This is something that Digital Lab Africa (DLA), an initiative by the French Embassy and the French Institute in South Africa aims to address with their latest initiative.
Erika Denis, Digital Lab Africa Director says: “The very idea of DLA is to incubate next-gen creative talent by offering them a springboard to accelerate their projects with the support and expertise of DLA partners.
“What we are trying to achieve is to create a real network and allow those projects to get ready to go to market and to get strong visibility internationally — not only in the French market.”
To do it, they are partnering with French and Sub-Saharan key players from creative industries such as Triggerfish Animation studio or European channel ARTE.
The programme, which was launched last year, attracted just over 500 entries from 30 African countries.
“The DLA’s second edition will award 10 projects in the categories of virtual reality, web creation, digital music, video games and animation.
“Each of the selected projects will have both French and African mentorship, so that they’ll be able to benefit from the expertise of two different ecosystems. Alongside DLA mentorship programme, the 10 winning projects will have the opportunity to be immersed in those ecosystems thanks to residence programmes within digital clusters and participation in benchmark events both in France and the Sub-Saharan African region. The expected outcome of the DLA incubation programme is market-ready content showcasing African creativity.”
One of last year’s participants is Yetunde Dada who won in the VR category along with her co-producer Shariffa Ali.

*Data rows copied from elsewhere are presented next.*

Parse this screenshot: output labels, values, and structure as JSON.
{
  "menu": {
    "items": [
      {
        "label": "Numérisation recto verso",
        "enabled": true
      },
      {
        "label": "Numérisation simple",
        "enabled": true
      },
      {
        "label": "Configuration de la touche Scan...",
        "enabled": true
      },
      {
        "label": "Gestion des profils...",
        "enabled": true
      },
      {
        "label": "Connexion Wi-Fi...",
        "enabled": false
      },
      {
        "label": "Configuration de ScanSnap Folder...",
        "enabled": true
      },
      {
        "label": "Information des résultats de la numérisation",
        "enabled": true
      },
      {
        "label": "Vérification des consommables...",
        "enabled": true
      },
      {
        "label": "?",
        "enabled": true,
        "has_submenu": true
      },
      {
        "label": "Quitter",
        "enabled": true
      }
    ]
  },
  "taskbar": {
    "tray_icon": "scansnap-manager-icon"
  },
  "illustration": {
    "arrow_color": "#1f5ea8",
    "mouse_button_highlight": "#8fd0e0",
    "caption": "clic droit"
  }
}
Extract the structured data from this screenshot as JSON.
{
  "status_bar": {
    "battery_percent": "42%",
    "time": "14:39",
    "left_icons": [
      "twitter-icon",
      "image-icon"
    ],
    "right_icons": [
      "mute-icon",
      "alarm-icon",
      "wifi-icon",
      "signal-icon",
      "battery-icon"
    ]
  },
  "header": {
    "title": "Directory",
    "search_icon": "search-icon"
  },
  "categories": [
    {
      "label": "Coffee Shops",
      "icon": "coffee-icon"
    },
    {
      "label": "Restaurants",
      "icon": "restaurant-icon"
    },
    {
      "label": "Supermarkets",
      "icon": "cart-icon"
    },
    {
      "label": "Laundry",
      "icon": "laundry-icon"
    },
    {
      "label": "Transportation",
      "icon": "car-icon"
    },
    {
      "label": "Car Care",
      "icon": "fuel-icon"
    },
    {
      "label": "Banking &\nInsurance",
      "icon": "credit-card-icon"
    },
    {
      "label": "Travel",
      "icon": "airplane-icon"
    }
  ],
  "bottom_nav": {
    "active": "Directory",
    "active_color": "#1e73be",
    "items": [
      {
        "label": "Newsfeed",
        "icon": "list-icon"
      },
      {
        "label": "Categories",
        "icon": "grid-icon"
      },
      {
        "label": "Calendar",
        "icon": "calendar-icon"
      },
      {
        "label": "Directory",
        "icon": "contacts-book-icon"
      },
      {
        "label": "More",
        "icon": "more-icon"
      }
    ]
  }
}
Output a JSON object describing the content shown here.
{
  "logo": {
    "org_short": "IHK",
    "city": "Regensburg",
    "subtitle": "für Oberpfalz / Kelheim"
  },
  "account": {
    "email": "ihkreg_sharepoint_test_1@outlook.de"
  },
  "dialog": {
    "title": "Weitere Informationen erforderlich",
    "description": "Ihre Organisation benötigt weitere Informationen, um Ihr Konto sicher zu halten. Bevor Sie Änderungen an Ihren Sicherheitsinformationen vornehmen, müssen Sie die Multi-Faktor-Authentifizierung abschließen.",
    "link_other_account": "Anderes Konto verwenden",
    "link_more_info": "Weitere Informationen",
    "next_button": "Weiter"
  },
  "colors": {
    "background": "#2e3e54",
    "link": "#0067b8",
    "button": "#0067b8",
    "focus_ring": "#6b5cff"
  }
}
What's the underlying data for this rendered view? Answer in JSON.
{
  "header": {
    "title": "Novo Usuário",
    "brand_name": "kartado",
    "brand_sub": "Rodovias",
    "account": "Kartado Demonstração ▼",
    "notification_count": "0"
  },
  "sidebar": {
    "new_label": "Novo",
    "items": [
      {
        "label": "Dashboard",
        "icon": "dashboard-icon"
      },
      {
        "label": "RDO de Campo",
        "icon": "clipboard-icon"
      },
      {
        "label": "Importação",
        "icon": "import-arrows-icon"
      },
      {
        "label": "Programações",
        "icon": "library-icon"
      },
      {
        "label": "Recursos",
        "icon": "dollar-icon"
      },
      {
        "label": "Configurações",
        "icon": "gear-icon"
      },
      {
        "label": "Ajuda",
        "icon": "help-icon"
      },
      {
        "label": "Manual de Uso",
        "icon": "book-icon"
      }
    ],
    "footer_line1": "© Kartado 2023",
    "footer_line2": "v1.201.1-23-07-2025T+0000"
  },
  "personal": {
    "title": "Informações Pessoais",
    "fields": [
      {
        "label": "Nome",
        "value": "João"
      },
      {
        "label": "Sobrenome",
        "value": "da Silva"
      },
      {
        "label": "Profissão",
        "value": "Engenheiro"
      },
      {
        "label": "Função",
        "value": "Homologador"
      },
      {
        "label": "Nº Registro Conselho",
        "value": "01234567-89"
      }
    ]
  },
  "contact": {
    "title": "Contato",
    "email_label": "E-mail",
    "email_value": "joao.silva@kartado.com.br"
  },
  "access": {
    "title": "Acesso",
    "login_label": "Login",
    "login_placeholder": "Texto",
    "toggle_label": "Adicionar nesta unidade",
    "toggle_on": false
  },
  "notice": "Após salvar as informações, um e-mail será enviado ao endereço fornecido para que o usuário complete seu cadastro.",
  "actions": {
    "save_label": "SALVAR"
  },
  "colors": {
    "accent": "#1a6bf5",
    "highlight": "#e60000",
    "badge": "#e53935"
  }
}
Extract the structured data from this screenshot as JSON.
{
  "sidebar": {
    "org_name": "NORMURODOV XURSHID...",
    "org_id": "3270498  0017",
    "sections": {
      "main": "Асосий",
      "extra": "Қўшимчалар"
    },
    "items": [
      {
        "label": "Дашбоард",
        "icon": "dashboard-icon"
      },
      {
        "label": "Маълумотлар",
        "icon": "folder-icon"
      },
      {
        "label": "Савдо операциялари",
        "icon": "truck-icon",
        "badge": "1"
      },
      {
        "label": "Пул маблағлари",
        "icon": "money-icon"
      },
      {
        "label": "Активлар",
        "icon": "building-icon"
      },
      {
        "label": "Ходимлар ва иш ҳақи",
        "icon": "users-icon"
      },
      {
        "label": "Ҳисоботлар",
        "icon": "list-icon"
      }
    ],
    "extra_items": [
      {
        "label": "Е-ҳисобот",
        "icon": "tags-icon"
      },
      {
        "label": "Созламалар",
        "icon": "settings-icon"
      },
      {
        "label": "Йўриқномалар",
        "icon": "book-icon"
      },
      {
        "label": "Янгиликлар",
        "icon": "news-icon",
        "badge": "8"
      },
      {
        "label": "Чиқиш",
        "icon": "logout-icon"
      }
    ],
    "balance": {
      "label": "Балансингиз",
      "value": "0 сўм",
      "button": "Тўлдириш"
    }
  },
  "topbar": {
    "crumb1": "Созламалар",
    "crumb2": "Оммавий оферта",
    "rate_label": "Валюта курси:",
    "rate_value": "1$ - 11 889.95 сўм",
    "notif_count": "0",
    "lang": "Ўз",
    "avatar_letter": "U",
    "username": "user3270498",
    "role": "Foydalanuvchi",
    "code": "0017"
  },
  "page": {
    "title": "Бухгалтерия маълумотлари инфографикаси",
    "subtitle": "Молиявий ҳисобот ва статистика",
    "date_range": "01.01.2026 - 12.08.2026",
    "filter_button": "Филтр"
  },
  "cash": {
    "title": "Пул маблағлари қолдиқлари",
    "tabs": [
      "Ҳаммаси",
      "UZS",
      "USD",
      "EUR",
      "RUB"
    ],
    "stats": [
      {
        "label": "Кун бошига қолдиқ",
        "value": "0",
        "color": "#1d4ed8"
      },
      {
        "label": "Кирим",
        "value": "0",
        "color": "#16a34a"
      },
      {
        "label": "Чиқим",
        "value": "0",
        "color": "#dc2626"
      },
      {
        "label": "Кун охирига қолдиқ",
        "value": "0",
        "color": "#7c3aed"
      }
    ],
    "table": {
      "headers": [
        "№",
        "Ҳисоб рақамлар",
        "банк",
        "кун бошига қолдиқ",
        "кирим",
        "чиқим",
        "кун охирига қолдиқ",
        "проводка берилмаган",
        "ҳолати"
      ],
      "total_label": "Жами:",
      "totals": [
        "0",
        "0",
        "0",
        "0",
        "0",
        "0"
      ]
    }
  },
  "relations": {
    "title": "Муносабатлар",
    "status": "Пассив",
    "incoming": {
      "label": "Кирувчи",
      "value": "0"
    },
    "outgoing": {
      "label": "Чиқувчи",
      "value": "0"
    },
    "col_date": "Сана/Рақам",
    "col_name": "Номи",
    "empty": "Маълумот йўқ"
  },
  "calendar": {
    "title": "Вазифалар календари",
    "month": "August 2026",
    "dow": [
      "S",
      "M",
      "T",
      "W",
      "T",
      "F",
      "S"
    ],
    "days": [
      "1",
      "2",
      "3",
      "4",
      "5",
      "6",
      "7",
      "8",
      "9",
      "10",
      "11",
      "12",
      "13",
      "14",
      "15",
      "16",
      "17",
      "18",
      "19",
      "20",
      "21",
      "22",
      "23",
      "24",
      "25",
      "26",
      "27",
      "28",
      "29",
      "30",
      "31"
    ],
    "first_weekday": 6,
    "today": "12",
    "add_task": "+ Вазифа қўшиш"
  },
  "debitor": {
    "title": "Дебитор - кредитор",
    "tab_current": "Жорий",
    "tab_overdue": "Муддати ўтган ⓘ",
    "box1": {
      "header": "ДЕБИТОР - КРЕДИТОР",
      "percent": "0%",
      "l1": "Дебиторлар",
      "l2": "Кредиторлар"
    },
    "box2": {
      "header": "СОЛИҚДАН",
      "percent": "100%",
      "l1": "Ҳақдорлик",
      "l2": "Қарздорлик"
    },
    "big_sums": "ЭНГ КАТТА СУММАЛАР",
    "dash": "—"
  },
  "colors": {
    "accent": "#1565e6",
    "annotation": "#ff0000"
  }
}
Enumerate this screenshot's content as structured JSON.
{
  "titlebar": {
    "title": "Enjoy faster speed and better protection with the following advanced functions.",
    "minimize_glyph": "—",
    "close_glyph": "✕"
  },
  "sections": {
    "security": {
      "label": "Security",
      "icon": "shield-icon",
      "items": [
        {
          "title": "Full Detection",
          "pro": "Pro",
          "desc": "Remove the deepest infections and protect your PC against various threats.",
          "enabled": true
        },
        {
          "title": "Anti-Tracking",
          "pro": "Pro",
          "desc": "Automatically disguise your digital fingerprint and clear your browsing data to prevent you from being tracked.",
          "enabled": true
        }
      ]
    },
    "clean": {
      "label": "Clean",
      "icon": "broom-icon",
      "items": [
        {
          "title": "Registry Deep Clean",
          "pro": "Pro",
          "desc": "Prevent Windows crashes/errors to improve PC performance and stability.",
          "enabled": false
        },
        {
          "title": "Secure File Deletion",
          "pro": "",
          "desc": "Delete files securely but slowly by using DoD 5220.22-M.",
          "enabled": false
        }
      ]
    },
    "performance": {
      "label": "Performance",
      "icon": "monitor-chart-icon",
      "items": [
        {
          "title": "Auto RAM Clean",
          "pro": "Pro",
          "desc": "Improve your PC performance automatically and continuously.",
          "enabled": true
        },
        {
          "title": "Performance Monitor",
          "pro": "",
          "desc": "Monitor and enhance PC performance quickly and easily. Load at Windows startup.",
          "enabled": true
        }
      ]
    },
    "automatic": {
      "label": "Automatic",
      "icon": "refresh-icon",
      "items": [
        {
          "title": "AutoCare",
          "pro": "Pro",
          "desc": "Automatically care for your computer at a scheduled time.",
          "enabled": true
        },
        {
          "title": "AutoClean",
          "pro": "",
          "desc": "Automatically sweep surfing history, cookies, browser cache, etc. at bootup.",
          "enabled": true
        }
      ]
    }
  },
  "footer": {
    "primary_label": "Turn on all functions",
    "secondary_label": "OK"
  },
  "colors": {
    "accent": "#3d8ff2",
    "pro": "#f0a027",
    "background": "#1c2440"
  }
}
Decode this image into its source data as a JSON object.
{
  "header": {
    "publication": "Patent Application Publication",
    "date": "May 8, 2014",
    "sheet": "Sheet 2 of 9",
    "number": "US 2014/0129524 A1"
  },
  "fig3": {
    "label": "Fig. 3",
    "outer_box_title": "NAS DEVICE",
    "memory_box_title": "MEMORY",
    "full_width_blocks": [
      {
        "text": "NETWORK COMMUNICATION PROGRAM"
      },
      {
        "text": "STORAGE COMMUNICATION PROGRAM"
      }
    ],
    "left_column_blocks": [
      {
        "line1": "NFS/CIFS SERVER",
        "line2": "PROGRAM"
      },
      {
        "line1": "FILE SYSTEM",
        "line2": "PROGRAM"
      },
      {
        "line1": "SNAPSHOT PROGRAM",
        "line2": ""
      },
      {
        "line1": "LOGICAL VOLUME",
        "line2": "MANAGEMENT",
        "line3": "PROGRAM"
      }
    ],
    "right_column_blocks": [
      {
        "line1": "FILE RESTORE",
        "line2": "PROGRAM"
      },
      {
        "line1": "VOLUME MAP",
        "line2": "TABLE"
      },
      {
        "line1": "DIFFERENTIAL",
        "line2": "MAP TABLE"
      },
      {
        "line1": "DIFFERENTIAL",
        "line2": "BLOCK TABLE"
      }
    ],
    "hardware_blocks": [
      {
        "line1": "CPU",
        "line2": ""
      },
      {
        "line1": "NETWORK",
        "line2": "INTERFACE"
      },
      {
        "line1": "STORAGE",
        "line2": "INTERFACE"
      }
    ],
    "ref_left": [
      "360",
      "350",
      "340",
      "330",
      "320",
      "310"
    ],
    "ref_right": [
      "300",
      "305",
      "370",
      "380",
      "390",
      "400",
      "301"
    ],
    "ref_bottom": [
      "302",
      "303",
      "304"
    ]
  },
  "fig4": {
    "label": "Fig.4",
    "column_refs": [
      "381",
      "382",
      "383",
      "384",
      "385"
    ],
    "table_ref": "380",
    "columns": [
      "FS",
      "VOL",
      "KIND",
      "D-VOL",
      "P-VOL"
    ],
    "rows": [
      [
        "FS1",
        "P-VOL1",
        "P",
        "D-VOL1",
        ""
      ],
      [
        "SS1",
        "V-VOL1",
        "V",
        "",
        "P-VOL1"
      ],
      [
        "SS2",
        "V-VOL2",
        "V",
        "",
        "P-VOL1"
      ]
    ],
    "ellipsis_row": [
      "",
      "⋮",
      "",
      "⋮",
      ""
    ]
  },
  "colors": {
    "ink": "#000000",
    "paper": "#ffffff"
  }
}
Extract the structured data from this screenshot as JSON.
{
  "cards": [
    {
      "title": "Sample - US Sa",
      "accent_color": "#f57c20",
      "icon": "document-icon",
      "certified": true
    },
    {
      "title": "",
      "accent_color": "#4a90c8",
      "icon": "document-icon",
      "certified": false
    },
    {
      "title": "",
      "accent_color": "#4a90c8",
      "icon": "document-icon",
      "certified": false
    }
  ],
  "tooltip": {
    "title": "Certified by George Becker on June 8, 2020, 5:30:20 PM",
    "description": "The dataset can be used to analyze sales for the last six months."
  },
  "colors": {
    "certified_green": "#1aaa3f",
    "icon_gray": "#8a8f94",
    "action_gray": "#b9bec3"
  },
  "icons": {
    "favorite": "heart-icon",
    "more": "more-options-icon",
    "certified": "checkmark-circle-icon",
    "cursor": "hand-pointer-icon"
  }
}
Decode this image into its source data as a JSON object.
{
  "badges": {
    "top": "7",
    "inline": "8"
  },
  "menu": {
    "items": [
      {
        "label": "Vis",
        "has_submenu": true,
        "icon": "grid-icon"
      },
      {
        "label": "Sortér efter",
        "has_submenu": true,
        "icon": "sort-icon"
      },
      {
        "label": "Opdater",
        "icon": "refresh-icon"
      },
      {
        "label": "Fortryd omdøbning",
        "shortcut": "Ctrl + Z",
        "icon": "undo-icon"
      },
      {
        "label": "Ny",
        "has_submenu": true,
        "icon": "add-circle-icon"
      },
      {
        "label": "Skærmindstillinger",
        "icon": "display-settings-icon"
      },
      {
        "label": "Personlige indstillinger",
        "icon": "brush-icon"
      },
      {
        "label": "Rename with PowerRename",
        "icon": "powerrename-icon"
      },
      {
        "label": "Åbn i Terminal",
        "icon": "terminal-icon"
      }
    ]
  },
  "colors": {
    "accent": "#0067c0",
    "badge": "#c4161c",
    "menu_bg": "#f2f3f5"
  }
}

Dada said the mentorship allowed her to think more broadly about her concept and to make it more solid. “Then, it was an amazing experience getting incubated at the Nurserie, in Paris.”
The space also gave her access to people within the industry to help grow her network. “Antoine Cayrol [Okio Studios], who became our producer because he liked our project so much, is an example of this.”
Denis says that beyond the incubation phase of the project, which will take place in France and in Sub-Saharan African region, they will also organise other initiatives to explore the new ways of storytelling.
“For instance, DLA organised the 1st South African 48h Virtual Reality Film Jam. From 24 to 27 October 2017, 12 selected participants learnt how to write, shoot, edit and distribute a cinematic VR experience in less than 48 hours, with the help of French and South African mentors. The Jam was part of the Wonda VR Jam Tour, that covers all continents and aims at empowering a diverse community of creatives to explore the future of cinema in VR.”
Applications for this year’s programme close on February 25 and you can access more info on the DLA website.